**DATA TO EXAMINE**.
★ ★ ★
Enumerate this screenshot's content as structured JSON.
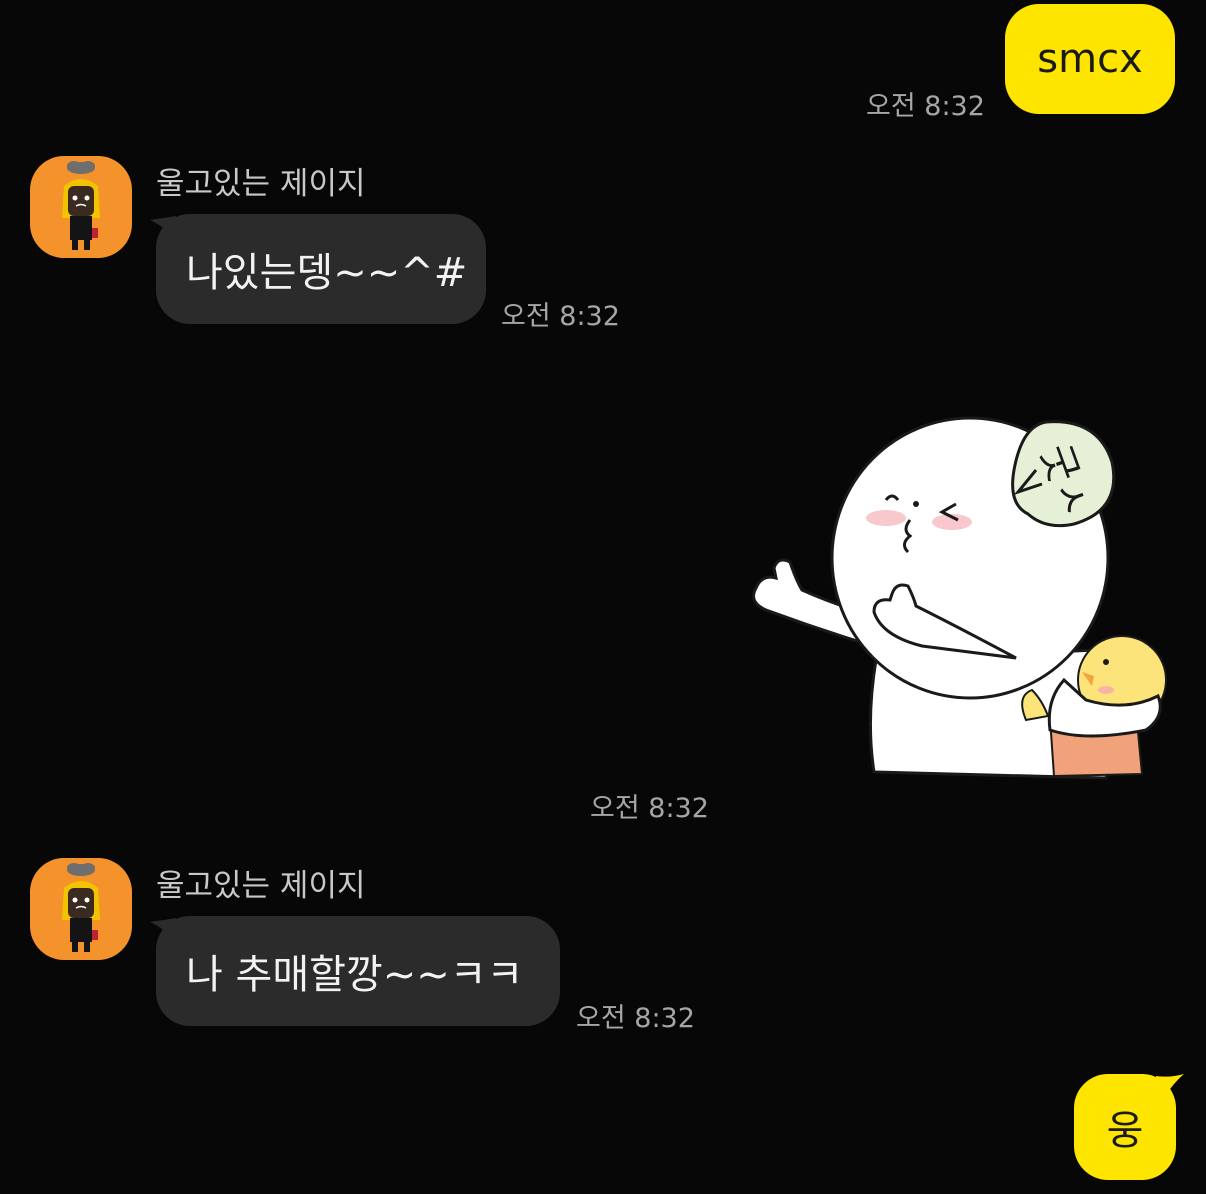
{
  "messages": [
    {
      "side": "out",
      "text": "smcx",
      "time": "오전 8:32"
    },
    {
      "side": "in",
      "sender": "울고있는 제이지",
      "text": "나있는뎅~~^#",
      "time": "오전 8:32"
    },
    {
      "side": "in",
      "type": "sticker",
      "sticker_text": "굿ㅅ",
      "time": "오전 8:32"
    },
    {
      "side": "in",
      "sender": "울고있는 제이지",
      "text": "나 추매할깡~~ㅋㅋ",
      "time": "오전 8:32"
    },
    {
      "side": "out",
      "text": "웅"
    }
  ],
  "colors": {
    "background": "#070707",
    "outgoing_bubble": "#fee500",
    "incoming_bubble": "#2b2b2b",
    "avatar": "#f4932b"
  }
}
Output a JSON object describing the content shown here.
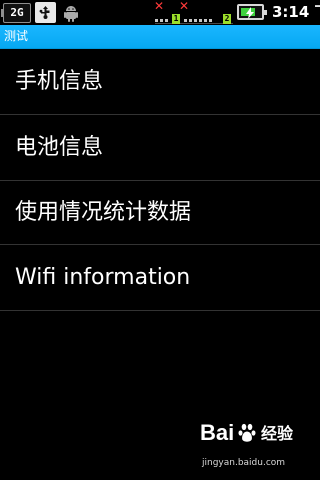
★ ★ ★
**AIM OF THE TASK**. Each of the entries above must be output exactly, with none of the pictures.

**RESPONSE BELOW**.
Enumerate this screenshot's content as structured JSON.
{
  "messages": [
    {
      "side": "out",
      "text": "smcx",
      "time": "오전 8:32"
    },
    {
      "side": "in",
      "sender": "울고있는 제이지",
      "text": "나있는뎅~~^#",
      "time": "오전 8:32"
    },
    {
      "side": "in",
      "type": "sticker",
      "sticker_text": "굿ㅅ",
      "time": "오전 8:32"
    },
    {
      "side": "in",
      "sender": "울고있는 제이지",
      "text": "나 추매할깡~~ㅋㅋ",
      "time": "오전 8:32"
    },
    {
      "side": "out",
      "text": "웅"
    }
  ],
  "colors": {
    "background": "#070707",
    "outgoing_bubble": "#fee500",
    "incoming_bubble": "#2b2b2b",
    "avatar": "#f4932b"
  }
}
Output a JSON object describing the content shown here.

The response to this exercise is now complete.